Data records

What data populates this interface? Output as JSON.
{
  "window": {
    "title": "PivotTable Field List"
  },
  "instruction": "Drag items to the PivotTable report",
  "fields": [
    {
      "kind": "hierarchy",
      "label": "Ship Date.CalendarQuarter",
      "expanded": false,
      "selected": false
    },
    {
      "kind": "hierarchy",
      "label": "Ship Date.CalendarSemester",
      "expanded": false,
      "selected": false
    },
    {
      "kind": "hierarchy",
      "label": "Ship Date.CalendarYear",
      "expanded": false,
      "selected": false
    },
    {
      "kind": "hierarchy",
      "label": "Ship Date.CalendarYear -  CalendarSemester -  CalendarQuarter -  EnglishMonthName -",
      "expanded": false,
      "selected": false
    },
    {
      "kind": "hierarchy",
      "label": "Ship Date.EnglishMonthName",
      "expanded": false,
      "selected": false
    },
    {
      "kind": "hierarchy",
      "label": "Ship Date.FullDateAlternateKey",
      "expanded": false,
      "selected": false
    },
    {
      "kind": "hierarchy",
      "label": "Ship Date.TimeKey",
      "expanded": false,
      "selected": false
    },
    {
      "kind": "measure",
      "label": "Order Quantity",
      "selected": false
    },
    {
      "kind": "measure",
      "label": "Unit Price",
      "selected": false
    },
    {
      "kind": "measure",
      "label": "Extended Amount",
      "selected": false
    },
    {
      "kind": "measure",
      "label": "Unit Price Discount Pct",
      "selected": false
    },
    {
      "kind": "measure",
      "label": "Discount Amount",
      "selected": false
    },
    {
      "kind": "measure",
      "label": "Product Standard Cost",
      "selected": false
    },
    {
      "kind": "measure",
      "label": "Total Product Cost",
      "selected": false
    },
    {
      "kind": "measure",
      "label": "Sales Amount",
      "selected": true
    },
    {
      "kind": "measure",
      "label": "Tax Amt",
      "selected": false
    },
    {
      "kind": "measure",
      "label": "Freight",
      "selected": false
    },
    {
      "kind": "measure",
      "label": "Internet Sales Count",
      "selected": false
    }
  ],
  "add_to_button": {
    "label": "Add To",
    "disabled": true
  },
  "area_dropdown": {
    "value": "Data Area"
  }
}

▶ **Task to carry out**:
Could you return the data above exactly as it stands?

▶ **Solution for this task**:
What data populates this interface? Output as JSON.
{
  "window": {
    "title": "PivotTable Field List"
  },
  "instruction": "Drag items to the PivotTable report",
  "fields": [
    {
      "kind": "hierarchy",
      "label": "Ship Date.CalendarQuarter",
      "expanded": false,
      "selected": false
    },
    {
      "kind": "hierarchy",
      "label": "Ship Date.CalendarSemester",
      "expanded": false,
      "selected": false
    },
    {
      "kind": "hierarchy",
      "label": "Ship Date.CalendarYear",
      "expanded": false,
      "selected": false
    },
    {
      "kind": "hierarchy",
      "label": "Ship Date.CalendarYear -  CalendarSemester -  CalendarQuarter -  EnglishMonthName -",
      "expanded": false,
      "selected": false
    },
    {
      "kind": "hierarchy",
      "label": "Ship Date.EnglishMonthName",
      "expanded": false,
      "selected": false
    },
    {
      "kind": "hierarchy",
      "label": "Ship Date.FullDateAlternateKey",
      "expanded": false,
      "selected": false
    },
    {
      "kind": "hierarchy",
      "label": "Ship Date.TimeKey",
      "expanded": false,
      "selected": false
    },
    {
      "kind": "measure",
      "label": "Order Quantity",
      "selected": false
    },
    {
      "kind": "measure",
      "label": "Unit Price",
      "selected": false
    },
    {
      "kind": "measure",
      "label": "Extended Amount",
      "selected": false
    },
    {
      "kind": "measure",
      "label": "Unit Price Discount Pct",
      "selected": false
    },
    {
      "kind": "measure",
      "label": "Discount Amount",
      "selected": false
    },
    {
      "kind": "measure",
      "label": "Product Standard Cost",
      "selected": false
    },
    {
      "kind": "measure",
      "label": "Total Product Cost",
      "selected": false
    },
    {
      "kind": "measure",
      "label": "Sales Amount",
      "selected": true
    },
    {
      "kind": "measure",
      "label": "Tax Amt",
      "selected": false
    },
    {
      "kind": "measure",
      "label": "Freight",
      "selected": false
    },
    {
      "kind": "measure",
      "label": "Internet Sales Count",
      "selected": false
    }
  ],
  "add_to_button": {
    "label": "Add To",
    "disabled": true
  },
  "area_dropdown": {
    "value": "Data Area"
  }
}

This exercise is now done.